Silk Invest has Air Arabia in its Arab Falcons fund. We met with the company's Director of Finance and Administration to review how things were going in the light of the recent uptick in oil prices (a big component in any airlines costs).
The company has a natural fuel hedge. In effect, when oil price is high, margins are down but revenues go up as the economy is strong. That said, the company hedged 50% of its fuel for this year at USD 55. Good news.
The biggest takeaways are that this is actually a different business model from the European low cost airlines. Firstly, only 30% of tickets are sold through internet. The company has an extensive general sales agent network that adds a fee to the basic prices it distributes. This is difficult to duplicate and is very powerfull in the GCC and India where internet penetration is low. Another big difference is that the Middle East does not close airports at night. As such, the company flys 24/7. Its planes fly 14 hours a day, the highest in the world. (that is twice most other airlines!!!) Its distances are longer on average, versus the small 'hops' in Europe. This means four flights a day, instead of six. As a result, turnaround times are less critical. The other big difference is that it is a 'dry airline'. As such, it does not get revenue from drink sales. By the way, this is not a negative, its customers like that! That said, it gets 2% revenue from excess bagage sales.

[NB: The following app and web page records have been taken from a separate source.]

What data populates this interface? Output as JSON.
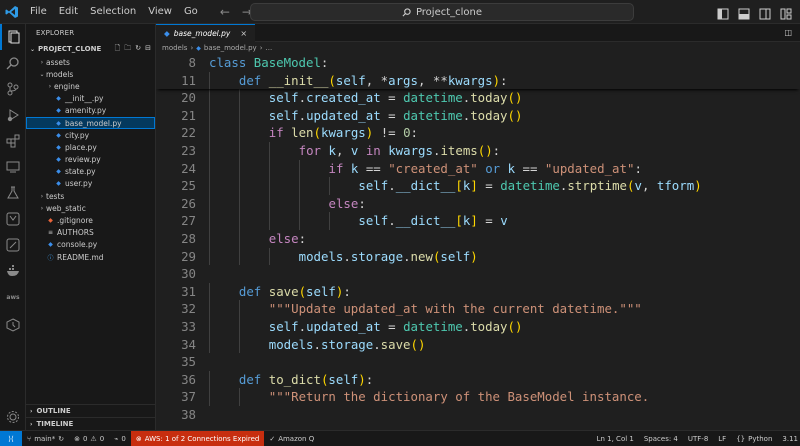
{
  "app": {
    "menu": [
      "File",
      "Edit",
      "Selection",
      "View",
      "Go"
    ],
    "search": "Project_clone"
  },
  "activity_bar": [
    "explorer-icon",
    "search-icon",
    "source-control-icon",
    "run-debug-icon",
    "extensions-icon",
    "remote-explorer-icon",
    "testing-icon",
    "github-icon",
    "gitlens-icon",
    "docker-icon",
    "aws-icon",
    "timeline-icon",
    "settings-icon"
  ],
  "sidebar": {
    "header": "EXPLORER",
    "root": "PROJECT_CLONE",
    "tree": [
      {
        "label": "assets",
        "kind": "folder",
        "depth": 1,
        "open": false
      },
      {
        "label": "models",
        "kind": "folder",
        "depth": 1,
        "open": true
      },
      {
        "label": "engine",
        "kind": "folder",
        "depth": 2,
        "open": false
      },
      {
        "label": "__init__.py",
        "kind": "py",
        "depth": 2
      },
      {
        "label": "amenity.py",
        "kind": "py",
        "depth": 2
      },
      {
        "label": "base_model.py",
        "kind": "py",
        "depth": 2,
        "selected": true
      },
      {
        "label": "city.py",
        "kind": "py",
        "depth": 2
      },
      {
        "label": "place.py",
        "kind": "py",
        "depth": 2
      },
      {
        "label": "review.py",
        "kind": "py",
        "depth": 2
      },
      {
        "label": "state.py",
        "kind": "py",
        "depth": 2
      },
      {
        "label": "user.py",
        "kind": "py",
        "depth": 2
      },
      {
        "label": "tests",
        "kind": "folder",
        "depth": 1,
        "open": false
      },
      {
        "label": "web_static",
        "kind": "folder",
        "depth": 1,
        "open": false
      },
      {
        "label": ".gitignore",
        "kind": "git",
        "depth": 1
      },
      {
        "label": "AUTHORS",
        "kind": "txt",
        "depth": 1
      },
      {
        "label": "console.py",
        "kind": "py",
        "depth": 1
      },
      {
        "label": "README.md",
        "kind": "md",
        "depth": 1
      }
    ],
    "outline": "OUTLINE",
    "timeline": "TIMELINE"
  },
  "editor": {
    "tab": "base_model.py",
    "breadcrumb": [
      "models",
      "base_model.py",
      "..."
    ],
    "sticky_lines": [
      {
        "n": "8",
        "indent": 0,
        "tokens": [
          [
            "kw",
            "class"
          ],
          [
            "op",
            " "
          ],
          [
            "cls",
            "BaseModel"
          ],
          [
            "op",
            ":"
          ]
        ]
      },
      {
        "n": "11",
        "indent": 1,
        "tokens": [
          [
            "kw",
            "def"
          ],
          [
            "op",
            " "
          ],
          [
            "fn",
            "__init__"
          ],
          [
            "p1",
            "("
          ],
          [
            "self",
            "self"
          ],
          [
            "op",
            ", *"
          ],
          [
            "var",
            "args"
          ],
          [
            "op",
            ", **"
          ],
          [
            "var",
            "kwargs"
          ],
          [
            "p1",
            ")"
          ],
          [
            "op",
            ":"
          ]
        ]
      }
    ],
    "lines": [
      {
        "n": "20",
        "indent": 2,
        "tokens": [
          [
            "self",
            "self"
          ],
          [
            "op",
            "."
          ],
          [
            "var",
            "created_at"
          ],
          [
            "op",
            " = "
          ],
          [
            "cls",
            "datetime"
          ],
          [
            "op",
            "."
          ],
          [
            "fn",
            "today"
          ],
          [
            "p1",
            "()"
          ]
        ]
      },
      {
        "n": "21",
        "indent": 2,
        "tokens": [
          [
            "self",
            "self"
          ],
          [
            "op",
            "."
          ],
          [
            "var",
            "updated_at"
          ],
          [
            "op",
            " = "
          ],
          [
            "cls",
            "datetime"
          ],
          [
            "op",
            "."
          ],
          [
            "fn",
            "today"
          ],
          [
            "p1",
            "()"
          ]
        ]
      },
      {
        "n": "22",
        "indent": 2,
        "tokens": [
          [
            "ctl",
            "if"
          ],
          [
            "op",
            " "
          ],
          [
            "fn",
            "len"
          ],
          [
            "p1",
            "("
          ],
          [
            "var",
            "kwargs"
          ],
          [
            "p1",
            ")"
          ],
          [
            "op",
            " != "
          ],
          [
            "num",
            "0"
          ],
          [
            "op",
            ":"
          ]
        ]
      },
      {
        "n": "23",
        "indent": 3,
        "tokens": [
          [
            "ctl",
            "for"
          ],
          [
            "op",
            " "
          ],
          [
            "var",
            "k"
          ],
          [
            "op",
            ", "
          ],
          [
            "var",
            "v"
          ],
          [
            "op",
            " "
          ],
          [
            "ctl",
            "in"
          ],
          [
            "op",
            " "
          ],
          [
            "var",
            "kwargs"
          ],
          [
            "op",
            "."
          ],
          [
            "fn",
            "items"
          ],
          [
            "p1",
            "()"
          ],
          [
            "op",
            ":"
          ]
        ]
      },
      {
        "n": "24",
        "indent": 4,
        "tokens": [
          [
            "ctl",
            "if"
          ],
          [
            "op",
            " "
          ],
          [
            "var",
            "k"
          ],
          [
            "op",
            " == "
          ],
          [
            "str",
            "\"created_at\""
          ],
          [
            "op",
            " "
          ],
          [
            "kw",
            "or"
          ],
          [
            "op",
            " "
          ],
          [
            "var",
            "k"
          ],
          [
            "op",
            " == "
          ],
          [
            "str",
            "\"updated_at\""
          ],
          [
            "op",
            ":"
          ]
        ]
      },
      {
        "n": "25",
        "indent": 5,
        "tokens": [
          [
            "self",
            "self"
          ],
          [
            "op",
            "."
          ],
          [
            "var",
            "__dict__"
          ],
          [
            "p1",
            "["
          ],
          [
            "var",
            "k"
          ],
          [
            "p1",
            "]"
          ],
          [
            "op",
            " = "
          ],
          [
            "cls",
            "datetime"
          ],
          [
            "op",
            "."
          ],
          [
            "fn",
            "strptime"
          ],
          [
            "p1",
            "("
          ],
          [
            "var",
            "v"
          ],
          [
            "op",
            ", "
          ],
          [
            "var",
            "tform"
          ],
          [
            "p1",
            ")"
          ]
        ]
      },
      {
        "n": "26",
        "indent": 4,
        "tokens": [
          [
            "ctl",
            "else"
          ],
          [
            "op",
            ":"
          ]
        ]
      },
      {
        "n": "27",
        "indent": 5,
        "tokens": [
          [
            "self",
            "self"
          ],
          [
            "op",
            "."
          ],
          [
            "var",
            "__dict__"
          ],
          [
            "p1",
            "["
          ],
          [
            "var",
            "k"
          ],
          [
            "p1",
            "]"
          ],
          [
            "op",
            " = "
          ],
          [
            "var",
            "v"
          ]
        ]
      },
      {
        "n": "28",
        "indent": 2,
        "tokens": [
          [
            "ctl",
            "else"
          ],
          [
            "op",
            ":"
          ]
        ]
      },
      {
        "n": "29",
        "indent": 3,
        "tokens": [
          [
            "var",
            "models"
          ],
          [
            "op",
            "."
          ],
          [
            "var",
            "storage"
          ],
          [
            "op",
            "."
          ],
          [
            "fn",
            "new"
          ],
          [
            "p1",
            "("
          ],
          [
            "self",
            "self"
          ],
          [
            "p1",
            ")"
          ]
        ]
      },
      {
        "n": "30",
        "indent": 0,
        "tokens": []
      },
      {
        "n": "31",
        "indent": 1,
        "tokens": [
          [
            "kw",
            "def"
          ],
          [
            "op",
            " "
          ],
          [
            "fn",
            "save"
          ],
          [
            "p1",
            "("
          ],
          [
            "self",
            "self"
          ],
          [
            "p1",
            ")"
          ],
          [
            "op",
            ":"
          ]
        ]
      },
      {
        "n": "32",
        "indent": 2,
        "tokens": [
          [
            "str",
            "\"\"\"Update updated_at with the current datetime.\"\"\""
          ]
        ]
      },
      {
        "n": "33",
        "indent": 2,
        "tokens": [
          [
            "self",
            "self"
          ],
          [
            "op",
            "."
          ],
          [
            "var",
            "updated_at"
          ],
          [
            "op",
            " = "
          ],
          [
            "cls",
            "datetime"
          ],
          [
            "op",
            "."
          ],
          [
            "fn",
            "today"
          ],
          [
            "p1",
            "()"
          ]
        ]
      },
      {
        "n": "34",
        "indent": 2,
        "tokens": [
          [
            "var",
            "models"
          ],
          [
            "op",
            "."
          ],
          [
            "var",
            "storage"
          ],
          [
            "op",
            "."
          ],
          [
            "fn",
            "save"
          ],
          [
            "p1",
            "()"
          ]
        ]
      },
      {
        "n": "35",
        "indent": 0,
        "tokens": []
      },
      {
        "n": "36",
        "indent": 1,
        "tokens": [
          [
            "kw",
            "def"
          ],
          [
            "op",
            " "
          ],
          [
            "fn",
            "to_dict"
          ],
          [
            "p1",
            "("
          ],
          [
            "self",
            "self"
          ],
          [
            "p1",
            ")"
          ],
          [
            "op",
            ":"
          ]
        ]
      },
      {
        "n": "37",
        "indent": 2,
        "tokens": [
          [
            "str",
            "\"\"\"Return the dictionary of the BaseModel instance."
          ]
        ]
      },
      {
        "n": "38",
        "indent": 0,
        "tokens": []
      }
    ]
  },
  "statusbar": {
    "branch": "main*",
    "errors": "0",
    "warnings": "0",
    "ports": "0",
    "aws": "AWS: 1 of 2 Connections Expired",
    "amazonq": "Amazon Q",
    "position": "Ln 1, Col 1",
    "spaces": "Spaces: 4",
    "encoding": "UTF-8",
    "eol": "LF",
    "language": "Python",
    "version": "3.11"
  },
  "colors": {
    "accent": "#0078d4",
    "warning_bg": "#c72e0f",
    "selected_bg": "#04395e",
    "python_icon": "#3b8eea",
    "folder_chevron": "#bbbbbb"
  }
}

The final difference is that Sharjah airport owns 17% of company, so new competitors flying our of Dubai can't compete on price as it gets discounted landing fees.